When Sam Elder’s best friend died due to an opioid overdose two years ago, she made it a mission to raise awareness of the issue and educate others on preventing it.
Elder and Damian Tracey, both grade 12 students at Belmont Secondary School in Langford organized an outreach program last week at the wellness centre at their school aimed at preventing opioid overdoses.
The students said they were impressed by the turnout — 133 staff and students showed up and 62 kits were distributed.
“We had an astounding amount of support. Not only from students, but also teachers and other community members. It was absolutely incredible,” said Elder.
“I think everyone enjoys being able to learn this stuff because then they won’t feel scared,” said Tracey.
With fentanyl overdoses on the rise in the province, experts say it’s more important than ever to pick up a naloxone kit.
“Naloxone kits with naloxone training can be incredibly impactful and you never know when you might use it,” said Shyla Genoway, a nurse practitioner at the wellness centre at Belmont Secondary School.
“It can be life-saving,” she added.
According to the BC Coroners Service, there were 176 suspected illicit drug toxicity deaths province-wide in April, making it the largest number of suspected deaths ever recorded for the month and the highest one-month total since May 2020.
Victoria continues to be one of the hardest-hit areas in the province when it comes to drug overdose deaths. There were 175 deaths recorded during a 16 month period spanning from January 2020 until April 2021 — only Vancouver and Surrey recorded more deaths during the same period.
Vanessa White, the district principal for a safe and healthy school for the Sooke School District, said the issue isn’t limited to just one age group.
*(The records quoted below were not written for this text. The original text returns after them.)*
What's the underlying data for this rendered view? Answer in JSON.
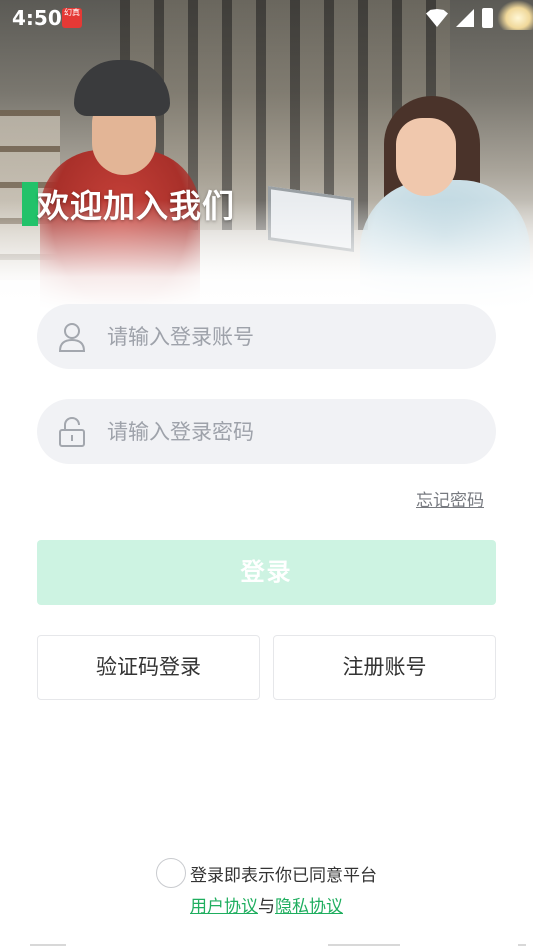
{
  "status_bar": {
    "time": "4:50",
    "app_icon_text": "幻真"
  },
  "hero": {
    "welcome_text": "欢迎加入我们",
    "accent_color": "#22c26a"
  },
  "form": {
    "account_placeholder": "请输入登录账号",
    "password_placeholder": "请输入登录密码",
    "forgot_password": "忘记密码",
    "login_button": "登录",
    "code_login_button": "验证码登录",
    "register_button": "注册账号"
  },
  "agreement": {
    "text": "登录即表示你已同意平台",
    "user_agreement": "用户协议",
    "connector": "与",
    "privacy_agreement": "隐私协议",
    "link_color": "#1fae5f"
  },
  "icons": {
    "account": "user-icon",
    "password": "lock-icon",
    "wifi": "wifi-icon",
    "signal": "signal-icon",
    "battery": "battery-charging-icon"
  }
}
“It’s definitely an issue for all age groups. We’re not only thinking of students who may be using, but students go home to homes where family members may be using. They may have friends out of school who may be using,” said White.
Provincial data suggests that indeed the problem is not just limited to a particular age group. In April — the most recent month of data available — there was at least one illicit drug overdose death recorded in every single age category except for the 70-79 cohort.
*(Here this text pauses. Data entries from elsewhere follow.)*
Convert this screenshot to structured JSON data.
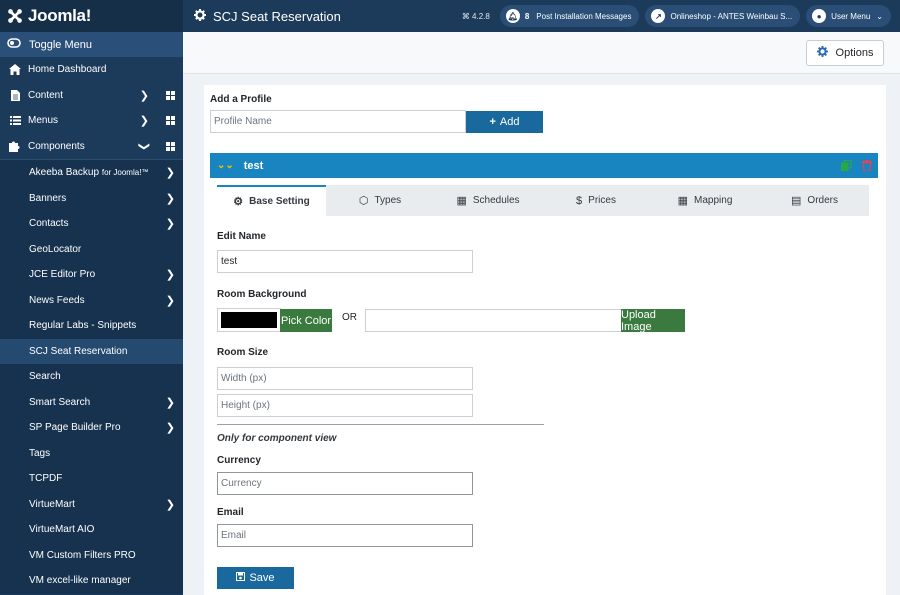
{
  "brand": {
    "name": "Joomla!"
  },
  "sidebar": {
    "toggle_label": "Toggle Menu",
    "items": [
      {
        "label": "Home Dashboard",
        "icon": "home-icon"
      },
      {
        "label": "Content",
        "icon": "file-icon"
      },
      {
        "label": "Menus",
        "icon": "list-icon"
      },
      {
        "label": "Components",
        "icon": "puzzle-icon"
      }
    ],
    "components": [
      {
        "label": "Akeeba Backup",
        "suffix": "for Joomla!",
        "tm": "™"
      },
      {
        "label": "Banners"
      },
      {
        "label": "Contacts"
      },
      {
        "label": "GeoLocator"
      },
      {
        "label": "JCE Editor Pro"
      },
      {
        "label": "News Feeds"
      },
      {
        "label": "Regular Labs - Snippets"
      },
      {
        "label": "SCJ Seat Reservation"
      },
      {
        "label": "Search"
      },
      {
        "label": "Smart Search"
      },
      {
        "label": "SP Page Builder Pro"
      },
      {
        "label": "Tags"
      },
      {
        "label": "TCPDF"
      },
      {
        "label": "VirtueMart"
      },
      {
        "label": "VirtueMart AIO"
      },
      {
        "label": "VM Custom Filters PRO"
      },
      {
        "label": "VM excel-like manager"
      }
    ]
  },
  "header": {
    "title": "SCJ Seat Reservation",
    "version": "⌘ 4.2.8",
    "messages_count": "8",
    "messages_label": "Post Installation Messages",
    "site_label": "Onlineshop - ANTES Weinbau S...",
    "user_label": "User Menu"
  },
  "toolbar": {
    "options_label": "Options"
  },
  "form": {
    "add_profile_label": "Add a Profile",
    "profile_name_placeholder": "Profile Name",
    "add_button": "Add",
    "profile_name": "test",
    "tabs": [
      {
        "label": "Base Setting",
        "icon": "gear-icon"
      },
      {
        "label": "Types",
        "icon": "cube-icon"
      },
      {
        "label": "Schedules",
        "icon": "calendar-icon"
      },
      {
        "label": "Prices",
        "icon": "dollar-icon"
      },
      {
        "label": "Mapping",
        "icon": "grid-icon"
      },
      {
        "label": "Orders",
        "icon": "document-icon"
      }
    ],
    "edit_name_label": "Edit Name",
    "edit_name_value": "test",
    "room_background_label": "Room Background",
    "background_color": "#000000",
    "pick_color_button": "Pick Color",
    "or_label": "OR",
    "upload_image_button": "Upload Image",
    "room_size_label": "Room Size",
    "width_placeholder": "Width (px)",
    "height_placeholder": "Height (px)",
    "component_view_label": "Only for component view",
    "currency_label": "Currency",
    "currency_placeholder": "Currency",
    "email_label": "Email",
    "email_placeholder": "Email",
    "save_button": "Save"
  },
  "colors": {
    "sidebar": "#1c3a5a",
    "accent_blue": "#1985c0",
    "button_blue": "#19699f",
    "button_green": "#3a7a3e",
    "delete_red": "#e0455a"
  }
}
Meanwhile, Elder and Tracey hope to keep their friend’s legacy alive.
“She would be very happy. [She] was one of the most supportive people I ever met. She, herself, wanted to be a nurse. She helped people whenever she could,” said Elder.
“I think she would be very, very to know that she’s still continuing to help people to this day,” she continued.
Two more schools are scheduled for naloxone training in the capital region with plans to expand to other schools around the Island in the near future.
With the opioid crisis still rampant in BC, more young people want to learn how to help stop it. A team of students at Belmont Secondary School launched an outreach program aimed at preventing opioid overdoses. The students say they were inspired by the loss of their friend. pic.twitter.com/kGITOnsGPj
— Tahmina Aziz (@tahmina_aziz) June 23, 2021